project teams
a team created to complete a specific, one-time tasks within a limited time
social loafing
behavior in which team members withhold their efforts and fail to perform their share of the work
cross-training
training team members to do all or most of the jobs performed by the other team members
traditional work group
a group composed of two of more people who work together to achieve
employee involvement team
a team that provides advice or makes suggestions to management concerning specific issues
semi-autonomous work group
a group that has the authority to make decisions and solve problems related to the major tasks of producing a product or service
self-managing team
a team that manages and controls all of the major tasks of producing a product or service
self-designing team
a team that has the characteristics of self-managing teams but also controls team design, work tasks, and team membership
team norms
informally agreed-on standards that regulate team behavior

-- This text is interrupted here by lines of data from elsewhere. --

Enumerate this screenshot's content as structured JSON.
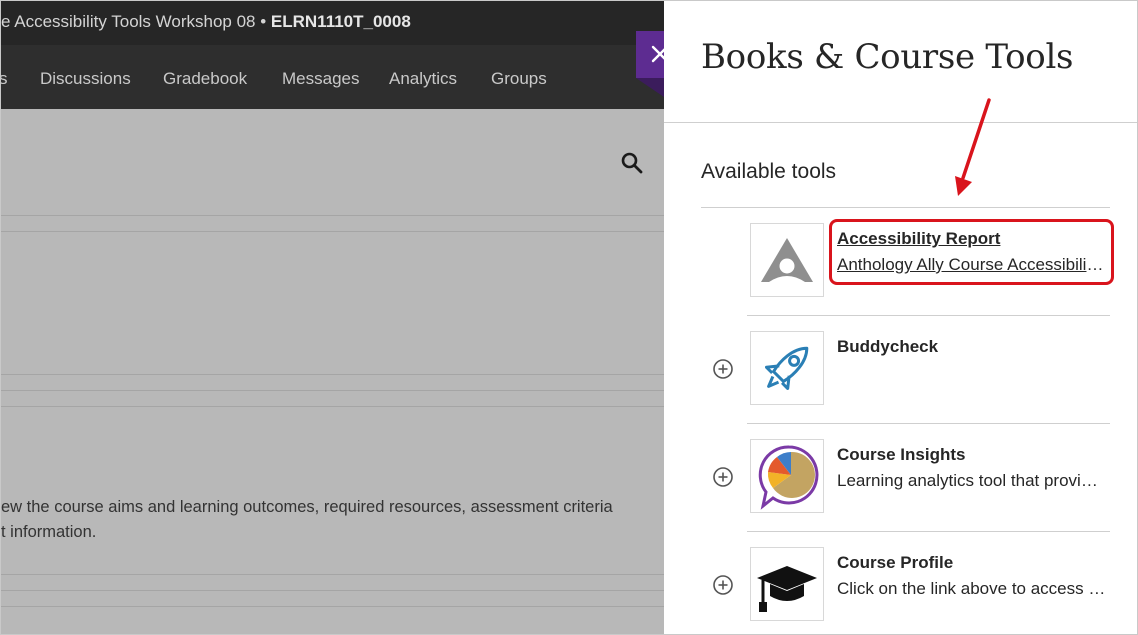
{
  "course": {
    "title": "e Accessibility Tools Workshop 08 • ",
    "code": "ELRN1110T_0008"
  },
  "nav": {
    "items": [
      "s",
      "Discussions",
      "Gradebook",
      "Messages",
      "Analytics",
      "Groups"
    ]
  },
  "background_text": {
    "line1": "ew the course aims and learning outcomes, required resources, assessment criteria",
    "line2": "t information."
  },
  "panel": {
    "close_icon": "close-x-icon",
    "title": "Books & Course Tools",
    "section_heading": "Available tools",
    "tools": [
      {
        "name": "Accessibility Report",
        "description": "Anthology Ally Course Accessibility Report",
        "icon": "ally-logo-icon",
        "linked": true
      },
      {
        "name": "Buddycheck",
        "description": "",
        "icon": "rocket-icon",
        "linked": false
      },
      {
        "name": "Course Insights",
        "description": "Learning analytics tool that provides",
        "icon": "pie-chart-speech-icon",
        "linked": false
      },
      {
        "name": "Course Profile",
        "description": "Click on the link above to access the course profile",
        "icon": "graduation-cap-icon",
        "linked": false
      }
    ]
  },
  "colors": {
    "accent": "#5d2c91",
    "highlight": "#d9141c",
    "topbar": "#262626"
  }
}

team cohesiveness
the extent to which team members are attracted to a team and motivated to remain in it
team size (large)
in very large teams, members find it difficult to get to know one another, and team can splinter into subgroups
team size (small)
very small groups may lack diversity and knowledge found in large teams
team size (just right)
for most teams, the right size is between 6 to 9 people
cognitive conflict (good)
members disagree because of different experiences and expertise
affective conflict
results in hostility, anger, resentment, distrust, cynicism, apathy
stretch goals
extremely ambitious goals that workers don’t know how to reach
individualists
put their own welfare and interests first
collectivists
put group interests ahead of self
team level
the average level of ability, experience, personality, or any other factor on a team
team diversity
variances or differences in ability, personality, or any other factor on a team
skill-based pay
pay employees for learning additional skills or knowledge
gainsharing
companies share the financial value of performance gains w/ their workers
nonfinancial rewards
vacations, t-shirts, awards, certificates